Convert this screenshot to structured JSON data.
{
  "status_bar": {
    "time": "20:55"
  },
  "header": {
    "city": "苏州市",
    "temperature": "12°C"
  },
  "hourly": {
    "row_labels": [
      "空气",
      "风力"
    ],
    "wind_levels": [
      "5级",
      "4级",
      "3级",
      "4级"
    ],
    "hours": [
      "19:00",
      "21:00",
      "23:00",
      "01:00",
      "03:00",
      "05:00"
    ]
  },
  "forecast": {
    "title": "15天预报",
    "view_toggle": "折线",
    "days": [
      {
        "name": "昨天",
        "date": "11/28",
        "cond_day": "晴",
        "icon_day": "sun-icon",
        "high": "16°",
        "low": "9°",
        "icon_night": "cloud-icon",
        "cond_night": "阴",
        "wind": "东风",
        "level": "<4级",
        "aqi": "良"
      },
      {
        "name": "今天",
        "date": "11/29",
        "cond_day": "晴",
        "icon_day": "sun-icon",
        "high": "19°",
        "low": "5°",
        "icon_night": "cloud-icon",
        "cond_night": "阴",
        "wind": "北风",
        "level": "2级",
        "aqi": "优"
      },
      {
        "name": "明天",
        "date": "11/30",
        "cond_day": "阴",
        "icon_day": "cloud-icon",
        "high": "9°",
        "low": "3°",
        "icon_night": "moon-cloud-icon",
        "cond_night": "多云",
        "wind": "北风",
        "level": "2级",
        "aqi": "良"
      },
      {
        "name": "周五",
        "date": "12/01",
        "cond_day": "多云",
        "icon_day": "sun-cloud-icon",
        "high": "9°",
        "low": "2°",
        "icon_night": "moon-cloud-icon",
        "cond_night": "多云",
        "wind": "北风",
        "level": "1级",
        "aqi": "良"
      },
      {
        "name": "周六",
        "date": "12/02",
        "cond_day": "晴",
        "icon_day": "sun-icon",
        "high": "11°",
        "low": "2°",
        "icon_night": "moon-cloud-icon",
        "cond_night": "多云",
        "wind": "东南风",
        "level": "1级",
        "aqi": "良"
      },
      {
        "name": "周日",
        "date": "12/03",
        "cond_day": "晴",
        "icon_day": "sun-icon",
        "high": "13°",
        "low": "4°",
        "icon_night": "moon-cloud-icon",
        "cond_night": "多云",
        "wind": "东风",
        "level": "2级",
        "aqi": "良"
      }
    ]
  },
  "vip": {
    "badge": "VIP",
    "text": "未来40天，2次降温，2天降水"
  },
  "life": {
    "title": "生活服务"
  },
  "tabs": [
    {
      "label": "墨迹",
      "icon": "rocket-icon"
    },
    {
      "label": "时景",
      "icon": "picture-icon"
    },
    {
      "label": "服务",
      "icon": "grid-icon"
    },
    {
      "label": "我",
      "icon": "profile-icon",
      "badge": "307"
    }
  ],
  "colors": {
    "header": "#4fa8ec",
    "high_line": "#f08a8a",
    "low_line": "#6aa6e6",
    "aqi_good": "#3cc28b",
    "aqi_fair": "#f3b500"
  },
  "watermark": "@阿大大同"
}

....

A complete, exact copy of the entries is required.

Convert this screenshot to structured JSON data.
{
  "status_bar": {
    "time": "20:55"
  },
  "header": {
    "city": "苏州市",
    "temperature": "12°C"
  },
  "hourly": {
    "row_labels": [
      "空气",
      "风力"
    ],
    "wind_levels": [
      "5级",
      "4级",
      "3级",
      "4级"
    ],
    "hours": [
      "19:00",
      "21:00",
      "23:00",
      "01:00",
      "03:00",
      "05:00"
    ]
  },
  "forecast": {
    "title": "15天预报",
    "view_toggle": "折线",
    "days": [
      {
        "name": "昨天",
        "date": "11/28",
        "cond_day": "晴",
        "icon_day": "sun-icon",
        "high": "16°",
        "low": "9°",
        "icon_night": "cloud-icon",
        "cond_night": "阴",
        "wind": "东风",
        "level": "<4级",
        "aqi": "良"
      },
      {
        "name": "今天",
        "date": "11/29",
        "cond_day": "晴",
        "icon_day": "sun-icon",
        "high": "19°",
        "low": "5°",
        "icon_night": "cloud-icon",
        "cond_night": "阴",
        "wind": "北风",
        "level": "2级",
        "aqi": "优"
      },
      {
        "name": "明天",
        "date": "11/30",
        "cond_day": "阴",
        "icon_day": "cloud-icon",
        "high": "9°",
        "low": "3°",
        "icon_night": "moon-cloud-icon",
        "cond_night": "多云",
        "wind": "北风",
        "level": "2级",
        "aqi": "良"
      },
      {
        "name": "周五",
        "date": "12/01",
        "cond_day": "多云",
        "icon_day": "sun-cloud-icon",
        "high": "9°",
        "low": "2°",
        "icon_night": "moon-cloud-icon",
        "cond_night": "多云",
        "wind": "北风",
        "level": "1级",
        "aqi": "良"
      },
      {
        "name": "周六",
        "date": "12/02",
        "cond_day": "晴",
        "icon_day": "sun-icon",
        "high": "11°",
        "low": "2°",
        "icon_night": "moon-cloud-icon",
        "cond_night": "多云",
        "wind": "东南风",
        "level": "1级",
        "aqi": "良"
      },
      {
        "name": "周日",
        "date": "12/03",
        "cond_day": "晴",
        "icon_day": "sun-icon",
        "high": "13°",
        "low": "4°",
        "icon_night": "moon-cloud-icon",
        "cond_night": "多云",
        "wind": "东风",
        "level": "2级",
        "aqi": "良"
      }
    ]
  },
  "vip": {
    "badge": "VIP",
    "text": "未来40天，2次降温，2天降水"
  },
  "life": {
    "title": "生活服务"
  },
  "tabs": [
    {
      "label": "墨迹",
      "icon": "rocket-icon"
    },
    {
      "label": "时景",
      "icon": "picture-icon"
    },
    {
      "label": "服务",
      "icon": "grid-icon"
    },
    {
      "label": "我",
      "icon": "profile-icon",
      "badge": "307"
    }
  ],
  "colors": {
    "header": "#4fa8ec",
    "high_line": "#f08a8a",
    "low_line": "#6aa6e6",
    "aqi_good": "#3cc28b",
    "aqi_fair": "#f3b500"
  },
  "watermark": "@阿大大同"
}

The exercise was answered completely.